(Element data from apps and pages)
┄┄┄┄┄┄

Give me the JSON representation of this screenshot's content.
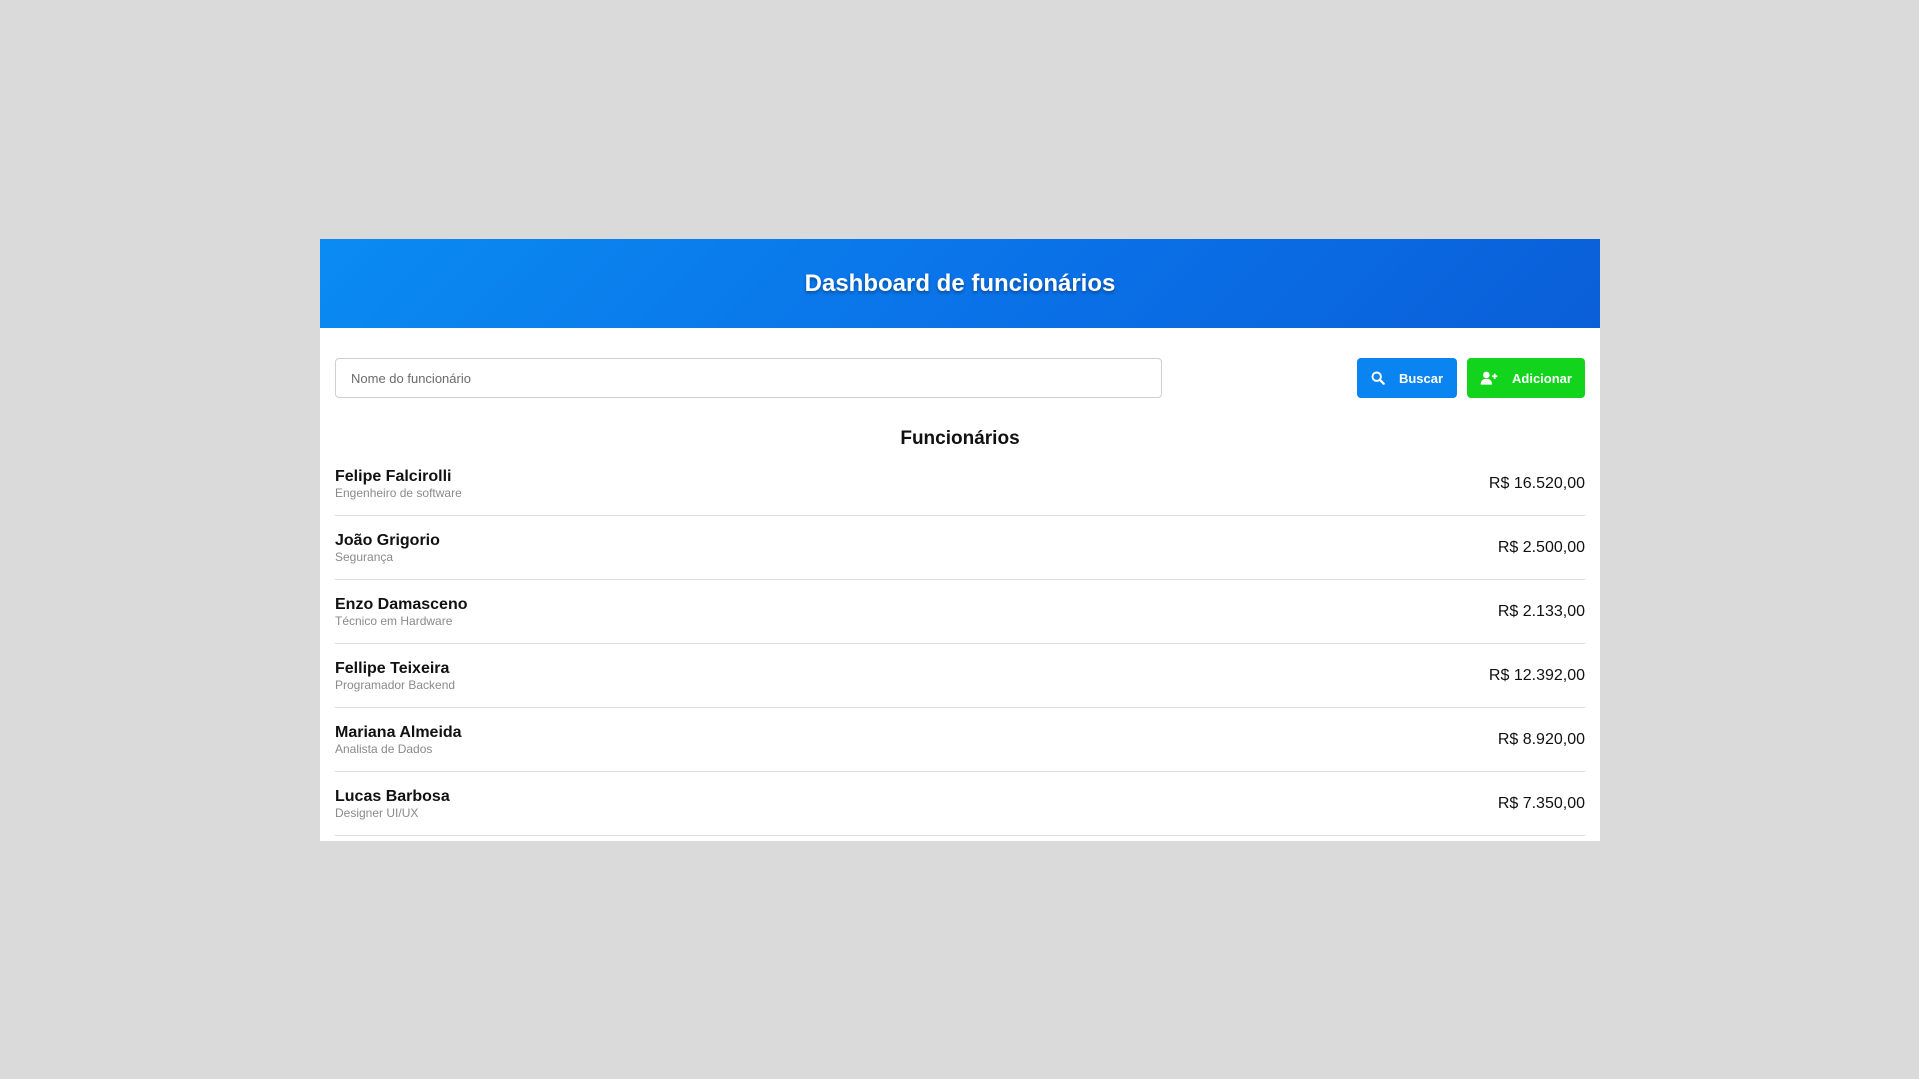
{
  "header": {
    "title": "Dashboard de funcionários"
  },
  "search": {
    "placeholder": "Nome do funcionário",
    "value": ""
  },
  "buttons": {
    "search_label": "Buscar",
    "add_label": "Adicionar"
  },
  "icons": {
    "search": "search-icon",
    "add": "add-user-icon"
  },
  "colors": {
    "header": "#0a7ff0",
    "search_button": "#0a84f0",
    "add_button": "#12d41d",
    "background": "#dadada"
  },
  "list": {
    "title": "Funcionários",
    "employees": [
      {
        "name": "Felipe Falcirolli",
        "role": "Engenheiro de software",
        "salary": "R$ 16.520,00"
      },
      {
        "name": "João Grigorio",
        "role": "Segurança",
        "salary": "R$ 2.500,00"
      },
      {
        "name": "Enzo Damasceno",
        "role": "Técnico em Hardware",
        "salary": "R$ 2.133,00"
      },
      {
        "name": "Fellipe Teixeira",
        "role": "Programador Backend",
        "salary": "R$ 12.392,00"
      },
      {
        "name": "Mariana Almeida",
        "role": "Analista de Dados",
        "salary": "R$ 8.920,00"
      },
      {
        "name": "Lucas Barbosa",
        "role": "Designer UI/UX",
        "salary": "R$ 7.350,00"
      }
    ]
  }
}
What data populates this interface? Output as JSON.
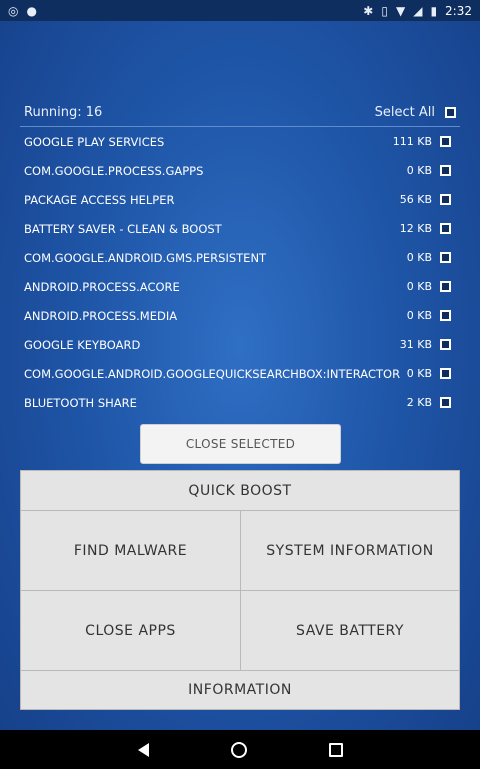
{
  "statusbar": {
    "time": "2:32"
  },
  "header": {
    "running_label": "Running: 16",
    "select_all_label": "Select All"
  },
  "apps": [
    {
      "name": "GOOGLE PLAY SERVICES",
      "size": "111 KB"
    },
    {
      "name": "COM.GOOGLE.PROCESS.GAPPS",
      "size": "0 KB"
    },
    {
      "name": "PACKAGE ACCESS HELPER",
      "size": "56 KB"
    },
    {
      "name": "BATTERY SAVER - CLEAN & BOOST",
      "size": "12 KB"
    },
    {
      "name": "COM.GOOGLE.ANDROID.GMS.PERSISTENT",
      "size": "0 KB"
    },
    {
      "name": "ANDROID.PROCESS.ACORE",
      "size": "0 KB"
    },
    {
      "name": "ANDROID.PROCESS.MEDIA",
      "size": "0 KB"
    },
    {
      "name": "GOOGLE KEYBOARD",
      "size": "31 KB"
    },
    {
      "name": "COM.GOOGLE.ANDROID.GOOGLEQUICKSEARCHBOX:INTERACTOR",
      "size": "0 KB"
    },
    {
      "name": "BLUETOOTH SHARE",
      "size": "2 KB"
    }
  ],
  "close_selected_label": "CLOSE SELECTED",
  "menu": {
    "quick_boost": "QUICK BOOST",
    "find_malware": "FIND MALWARE",
    "system_information": "SYSTEM INFORMATION",
    "close_apps": "CLOSE APPS",
    "save_battery": "SAVE BATTERY",
    "information": "INFORMATION"
  }
}
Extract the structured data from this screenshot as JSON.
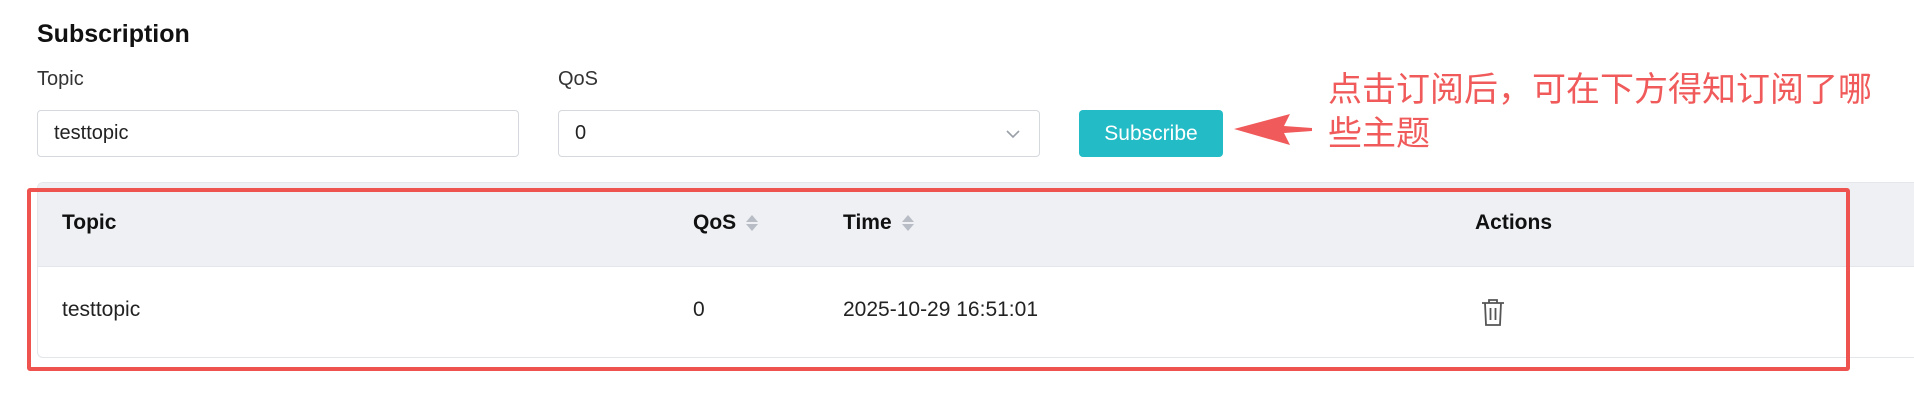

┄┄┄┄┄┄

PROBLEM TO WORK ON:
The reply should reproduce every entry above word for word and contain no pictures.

EXPECTED ANSWER:
Give me the JSON representation of this screenshot's content.
{
  "header": {
    "title": "Dashboard de funcionários"
  },
  "search": {
    "placeholder": "Nome do funcionário",
    "value": ""
  },
  "buttons": {
    "search_label": "Buscar",
    "add_label": "Adicionar"
  },
  "icons": {
    "search": "search-icon",
    "add": "add-user-icon"
  },
  "colors": {
    "header": "#0a7ff0",
    "search_button": "#0a84f0",
    "add_button": "#12d41d",
    "background": "#dadada"
  },
  "list": {
    "title": "Funcionários",
    "employees": [
      {
        "name": "Felipe Falcirolli",
        "role": "Engenheiro de software",
        "salary": "R$ 16.520,00"
      },
      {
        "name": "João Grigorio",
        "role": "Segurança",
        "salary": "R$ 2.500,00"
      },
      {
        "name": "Enzo Damasceno",
        "role": "Técnico em Hardware",
        "salary": "R$ 2.133,00"
      },
      {
        "name": "Fellipe Teixeira",
        "role": "Programador Backend",
        "salary": "R$ 12.392,00"
      },
      {
        "name": "Mariana Almeida",
        "role": "Analista de Dados",
        "salary": "R$ 8.920,00"
      },
      {
        "name": "Lucas Barbosa",
        "role": "Designer UI/UX",
        "salary": "R$ 7.350,00"
      }
    ]
  }
}
What data populates this interface? Output as JSON.
{
  "statusbar": {
    "time": "2:32"
  },
  "header": {
    "running_label": "Running: 16",
    "select_all_label": "Select All"
  },
  "apps": [
    {
      "name": "GOOGLE PLAY SERVICES",
      "size": "111 KB"
    },
    {
      "name": "COM.GOOGLE.PROCESS.GAPPS",
      "size": "0 KB"
    },
    {
      "name": "PACKAGE ACCESS HELPER",
      "size": "56 KB"
    },
    {
      "name": "BATTERY SAVER - CLEAN & BOOST",
      "size": "12 KB"
    },
    {
      "name": "COM.GOOGLE.ANDROID.GMS.PERSISTENT",
      "size": "0 KB"
    },
    {
      "name": "ANDROID.PROCESS.ACORE",
      "size": "0 KB"
    },
    {
      "name": "ANDROID.PROCESS.MEDIA",
      "size": "0 KB"
    },
    {
      "name": "GOOGLE KEYBOARD",
      "size": "31 KB"
    },
    {
      "name": "COM.GOOGLE.ANDROID.GOOGLEQUICKSEARCHBOX:INTERACTOR",
      "size": "0 KB"
    },
    {
      "name": "BLUETOOTH SHARE",
      "size": "2 KB"
    }
  ],
  "close_selected_label": "CLOSE SELECTED",
  "menu": {
    "quick_boost": "QUICK BOOST",
    "find_malware": "FIND MALWARE",
    "system_information": "SYSTEM INFORMATION",
    "close_apps": "CLOSE APPS",
    "save_battery": "SAVE BATTERY",
    "information": "INFORMATION"
  }
}
Extract the structured data from this screenshot as JSON.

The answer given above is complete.